[Data records for software interfaces]
----
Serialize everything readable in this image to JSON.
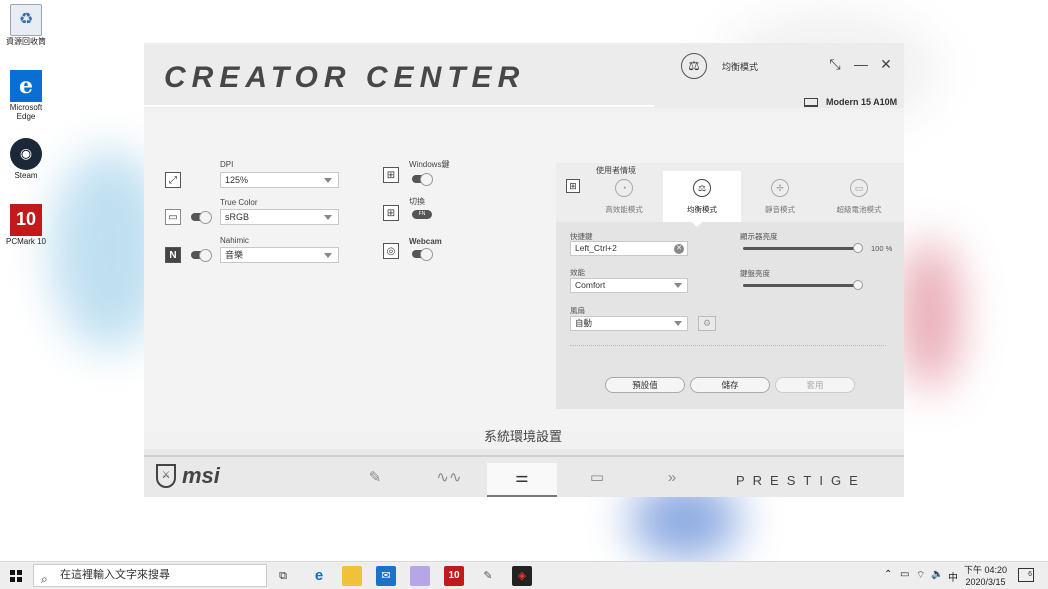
{
  "desktop": {
    "icons": [
      {
        "label": "資源回收筒",
        "icon": "recycle-bin-icon"
      },
      {
        "label": "Microsoft Edge",
        "icon": "edge-icon"
      },
      {
        "label": "Steam",
        "icon": "steam-icon"
      },
      {
        "label": "PCMark 10",
        "icon": "pcmark-icon"
      }
    ]
  },
  "window": {
    "title": "CREATOR CENTER",
    "mode_label": "均衡模式",
    "model": "Modern 15 A10M"
  },
  "left": {
    "dpi_label": "DPI",
    "dpi_value": "125%",
    "true_color_label": "True Color",
    "true_color_value": "sRGB",
    "nahimic_label": "Nahimic",
    "nahimic_value": "音樂",
    "windows_key_label": "Windows鍵",
    "switch_label": "切換",
    "switch_pill": "FN",
    "webcam_label": "Webcam"
  },
  "panel": {
    "title": "使用者情境",
    "modes": [
      {
        "label": "高效能模式",
        "icon": "speedometer-icon"
      },
      {
        "label": "均衡模式",
        "icon": "balance-scale-icon"
      },
      {
        "label": "靜音模式",
        "icon": "silent-fan-icon"
      },
      {
        "label": "超級電池模式",
        "icon": "battery-icon"
      }
    ],
    "hotkey_label": "快捷鍵",
    "hotkey_value": "Left_Ctrl+2",
    "performance_label": "效能",
    "performance_value": "Comfort",
    "fan_label": "風扇",
    "fan_value": "自動",
    "brightness_label": "顯示器亮度",
    "brightness_value": "100 %",
    "brightness_level": 1.0,
    "keyboard_label": "鍵盤亮度",
    "keyboard_level": 1.0,
    "default_button": "預設值",
    "save_button": "儲存",
    "apply_button": "套用"
  },
  "footer": {
    "section_title": "系統環境設置",
    "brand": "msi",
    "series": "PRESTIGE"
  },
  "taskbar": {
    "search_placeholder": "在這裡輸入文字來搜尋",
    "ime": "中",
    "time": "下午 04:20",
    "date": "2020/3/15",
    "notification_count": "6"
  },
  "colors": {
    "window_bg": "#f1f1f1",
    "panel_bg": "#e4e4e4",
    "accent_dark": "#555555",
    "edge_blue": "#0a6fd4",
    "pcmark_red": "#c21a1a"
  }
}
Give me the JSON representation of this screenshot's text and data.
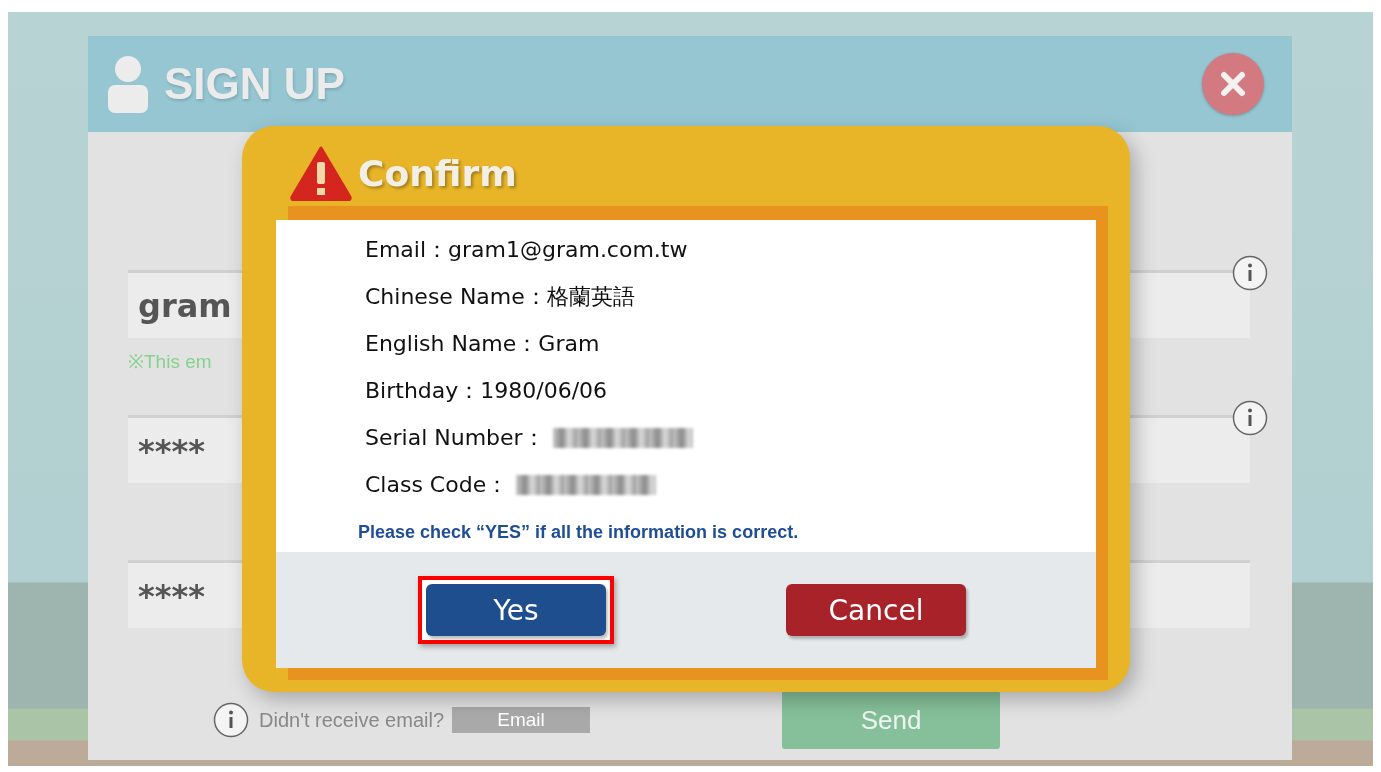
{
  "signup": {
    "title": "SIGN UP",
    "fields": [
      {
        "value": "gram",
        "note": "※This em",
        "info": true
      },
      {
        "value": "****",
        "info": true
      },
      {
        "value": "****",
        "info": false
      }
    ],
    "resend": {
      "label": "Didn't receive email?",
      "button": "Email"
    },
    "send_button": "Send"
  },
  "dialog": {
    "title": "Confirm",
    "rows": [
      {
        "label": "Email：",
        "value": "gram1@gram.com.tw",
        "redacted": false
      },
      {
        "label": "Chinese Name：",
        "value": "格蘭英語",
        "redacted": false
      },
      {
        "label": "English Name：",
        "value": "Gram",
        "redacted": false
      },
      {
        "label": "Birthday：",
        "value": "1980/06/06",
        "redacted": false
      },
      {
        "label": "Serial Number：",
        "redacted": true
      },
      {
        "label": "Class Code：",
        "redacted": true
      }
    ],
    "hint": "Please check “YES” if all the information is correct.",
    "buttons": [
      {
        "label": "Yes",
        "kind": "primary",
        "highlighted": true
      },
      {
        "label": "Cancel",
        "kind": "danger",
        "highlighted": false
      }
    ]
  }
}
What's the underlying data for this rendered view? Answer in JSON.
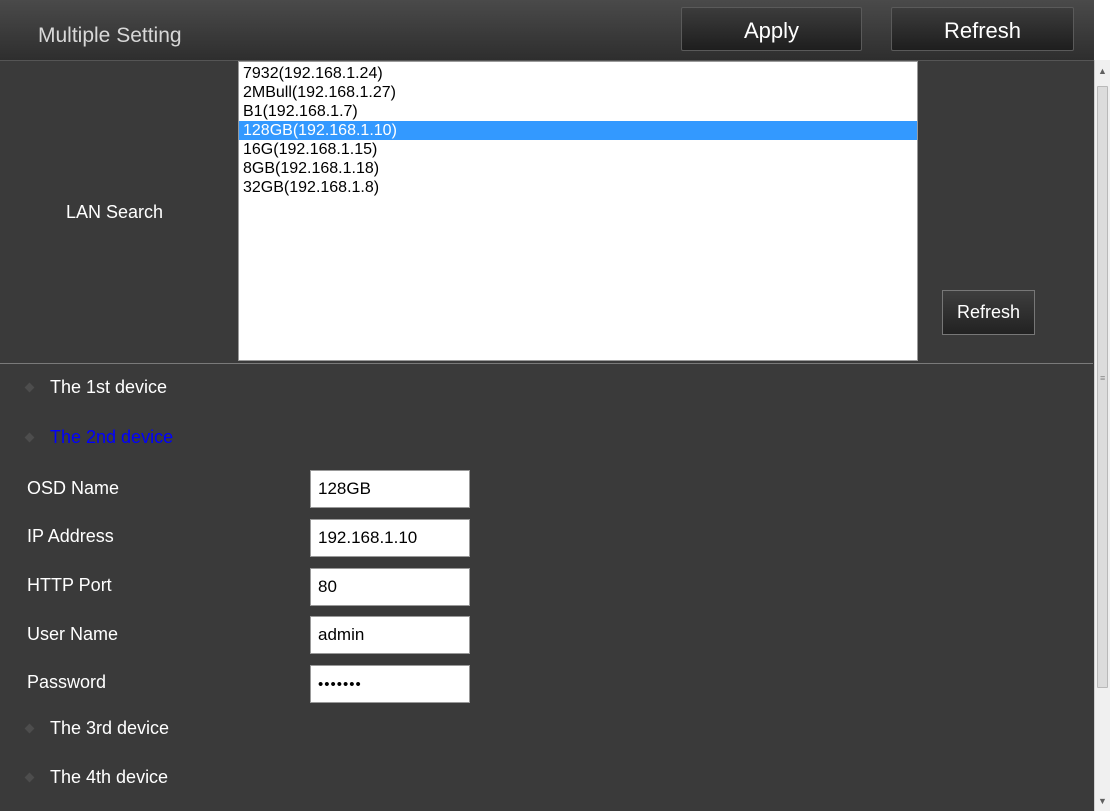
{
  "header": {
    "title": "Multiple Setting",
    "apply_label": "Apply",
    "refresh_label": "Refresh"
  },
  "lan_search": {
    "label": "LAN Search",
    "refresh_label": "Refresh",
    "devices": [
      "7932(192.168.1.24)",
      "2MBull(192.168.1.27)",
      "B1(192.168.1.7)",
      "128GB(192.168.1.10)",
      "16G(192.168.1.15)",
      "8GB(192.168.1.18)",
      "32GB(192.168.1.8)"
    ],
    "selected_index": 3
  },
  "devices": {
    "first": "The 1st device",
    "second": "The 2nd device",
    "third": "The 3rd device",
    "fourth": "The 4th device"
  },
  "form": {
    "osd_name_label": "OSD Name",
    "osd_name_value": "128GB",
    "ip_address_label": "IP Address",
    "ip_address_value": "192.168.1.10",
    "http_port_label": "HTTP Port",
    "http_port_value": "80",
    "user_name_label": "User Name",
    "user_name_value": "admin",
    "password_label": "Password",
    "password_value": "•••••••"
  },
  "colors": {
    "selected_bg": "#3399ff",
    "active_device": "#0000ff",
    "panel_bg": "#3a3a3a"
  }
}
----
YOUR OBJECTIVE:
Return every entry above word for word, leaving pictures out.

RESULT:
Serialize everything readable in this image to JSON.
{
  "desktop": {
    "icons": [
      {
        "label": "資源回收筒",
        "icon": "recycle-bin-icon"
      },
      {
        "label": "Microsoft Edge",
        "icon": "edge-icon"
      },
      {
        "label": "Steam",
        "icon": "steam-icon"
      },
      {
        "label": "PCMark 10",
        "icon": "pcmark-icon"
      }
    ]
  },
  "window": {
    "title": "CREATOR CENTER",
    "mode_label": "均衡模式",
    "model": "Modern 15 A10M"
  },
  "left": {
    "dpi_label": "DPI",
    "dpi_value": "125%",
    "true_color_label": "True Color",
    "true_color_value": "sRGB",
    "nahimic_label": "Nahimic",
    "nahimic_value": "音樂",
    "windows_key_label": "Windows鍵",
    "switch_label": "切換",
    "switch_pill": "FN",
    "webcam_label": "Webcam"
  },
  "panel": {
    "title": "使用者情境",
    "modes": [
      {
        "label": "高效能模式",
        "icon": "speedometer-icon"
      },
      {
        "label": "均衡模式",
        "icon": "balance-scale-icon"
      },
      {
        "label": "靜音模式",
        "icon": "silent-fan-icon"
      },
      {
        "label": "超級電池模式",
        "icon": "battery-icon"
      }
    ],
    "hotkey_label": "快捷鍵",
    "hotkey_value": "Left_Ctrl+2",
    "performance_label": "效能",
    "performance_value": "Comfort",
    "fan_label": "風扇",
    "fan_value": "自動",
    "brightness_label": "顯示器亮度",
    "brightness_value": "100 %",
    "brightness_level": 1.0,
    "keyboard_label": "鍵盤亮度",
    "keyboard_level": 1.0,
    "default_button": "預設值",
    "save_button": "儲存",
    "apply_button": "套用"
  },
  "footer": {
    "section_title": "系統環境設置",
    "brand": "msi",
    "series": "PRESTIGE"
  },
  "taskbar": {
    "search_placeholder": "在這裡輸入文字來搜尋",
    "ime": "中",
    "time": "下午 04:20",
    "date": "2020/3/15",
    "notification_count": "6"
  },
  "colors": {
    "window_bg": "#f1f1f1",
    "panel_bg": "#e4e4e4",
    "accent_dark": "#555555",
    "edge_blue": "#0a6fd4",
    "pcmark_red": "#c21a1a"
  }
}
Give me the JSON representation of this screenshot's text and data.
{
  "signup": {
    "title": "SIGN UP",
    "fields": [
      {
        "value": "gram",
        "note": "※This em",
        "info": true
      },
      {
        "value": "****",
        "info": true
      },
      {
        "value": "****",
        "info": false
      }
    ],
    "resend": {
      "label": "Didn't receive email?",
      "button": "Email"
    },
    "send_button": "Send"
  },
  "dialog": {
    "title": "Confirm",
    "rows": [
      {
        "label": "Email：",
        "value": "gram1@gram.com.tw",
        "redacted": false
      },
      {
        "label": "Chinese Name：",
        "value": "格蘭英語",
        "redacted": false
      },
      {
        "label": "English Name：",
        "value": "Gram",
        "redacted": false
      },
      {
        "label": "Birthday：",
        "value": "1980/06/06",
        "redacted": false
      },
      {
        "label": "Serial Number：",
        "redacted": true
      },
      {
        "label": "Class Code：",
        "redacted": true
      }
    ],
    "hint": "Please check “YES” if all the information is correct.",
    "buttons": [
      {
        "label": "Yes",
        "kind": "primary",
        "highlighted": true
      },
      {
        "label": "Cancel",
        "kind": "danger",
        "highlighted": false
      }
    ]
  }
}
What's the underlying data for this rendered view? Answer in JSON.
{
  "header": {
    "title": "Multiple Setting",
    "apply_label": "Apply",
    "refresh_label": "Refresh"
  },
  "lan_search": {
    "label": "LAN Search",
    "refresh_label": "Refresh",
    "devices": [
      "7932(192.168.1.24)",
      "2MBull(192.168.1.27)",
      "B1(192.168.1.7)",
      "128GB(192.168.1.10)",
      "16G(192.168.1.15)",
      "8GB(192.168.1.18)",
      "32GB(192.168.1.8)"
    ],
    "selected_index": 3
  },
  "devices": {
    "first": "The 1st device",
    "second": "The 2nd device",
    "third": "The 3rd device",
    "fourth": "The 4th device"
  },
  "form": {
    "osd_name_label": "OSD Name",
    "osd_name_value": "128GB",
    "ip_address_label": "IP Address",
    "ip_address_value": "192.168.1.10",
    "http_port_label": "HTTP Port",
    "http_port_value": "80",
    "user_name_label": "User Name",
    "user_name_value": "admin",
    "password_label": "Password",
    "password_value": "•••••••"
  },
  "colors": {
    "selected_bg": "#3399ff",
    "active_device": "#0000ff",
    "panel_bg": "#3a3a3a"
  }
}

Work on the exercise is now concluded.